What is the total area of the project, estimated cost and design-to-finish time period of the project?
Design-to-finish was a bit longer, because everything started during 2015 competition. During several years, the project was refined and the construction started in late 2019. With the arrival of Covid19 pandemic, everything was running late. Finally, the construction was finished in the spring of 2022. Plot area of the project is just above 1,040 m2 with gross surface area of 352 m2.Estimated cost is somewhere around 1,750,000.00 Euros.
‘Smart Cities’ have become ‘Inundated Cities’ in recent years. How do you see architecture in cities changing to overcome climatic catastrophes?
It is a huge problem that we are not quite aware in our everyday life. There is a lack of strategic spatial planning documentation that addresses this issue that should be the basis for action on local levels. Sometimes, it seems like that issue is so big that nobody really dares to address it. As architects without global regulation, except in experimental architecture summer schools with students, we can only work on small scale, which is really ridiculous considering the scope of the crisis.
Flawed Urban Planning and age-old drainage and sewage systems has taken a toll on cities of the world – Your valuable insights to overcome this major issue, so as to make cities flood-proof and livable.
I believe that overbuilding in combination with climate changes took a toll in Croatia. Huge pressure of money and tourism and lack of strategic planning brought us now to a place, where such huge infrastructural projects became too big to handle for the local municipalities and get stuck with patching patches of poor infrastructure. I am really not sure of the outcome (sighs)!
Which significant aspects of the global platform ‘zerobeyond – the new frontier!’ did you liked the most, and why?

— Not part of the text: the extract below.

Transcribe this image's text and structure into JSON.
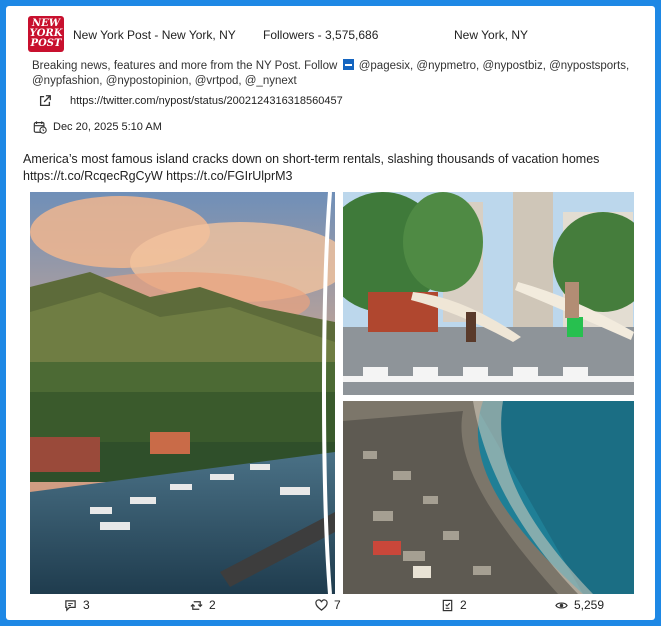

It is great to see ‘zerobeyond – the new frontier!’ growing and sharing interesting insights from all around the world. It is necessary for this kind of projects to develop even more.
What are the various projects NFO is busy with, in various cities and countries?
Croatia is a small market and we are working on several projects at the moment. Our focus is mostly divided to heritage projects’ reconstruction after the earthquake that hit regions of Zagreb and Banija, projects in tourism such as ‘Viewpoint Smričnjak’ on a hill looking over city of Šibenik and several wine facilities, as Croatia is a wine region. I would like to emphasize one small but special project, a ‘Lapidarium’ in old quarry tunnel in city of Topusko.
How would you describe Kata Marunica as a leader and a person?
It is a same person always. If you are committed to your work, you cannot hide your personality. It would be too hard. In NFO, we share a pretty horizontal view on leadership and believe that this is the way to encourage creative processes.
NeuroArchitecture is fast catching up with architects around the world. Your views as to why architects should make use of NeuroArchitecture.
It was always around in a way. Maybe it was not called ‘NeuroArchitecture’. In our design we often use the word ‘ambience’, which actually refers to emotions that we want to evoke in future users. Of course, something like that is not easy to accomplish. I presume, it is great that there is more emphasis on scientific research in that domain.
Please state 5 recent awards’ win by NFO.
2022: BigSee Award – ‘Paleo Park’ Project;
2020: Award Architectural Competition – Winner – ‘Viewpoint Smričnjak’ Project;
2019: Award Architectural Competition – Winner – ‘Koprivnica Center’ Project;
2019: Croatian Chamber of Architects Annual Award – Nominated – ‘Stella Maris Swimming Pool and Reception’ Project;
2019: EU Mies Van der Rohe Award – Nominated – ‘Broken Landscape’.
Image Courtesy: NFO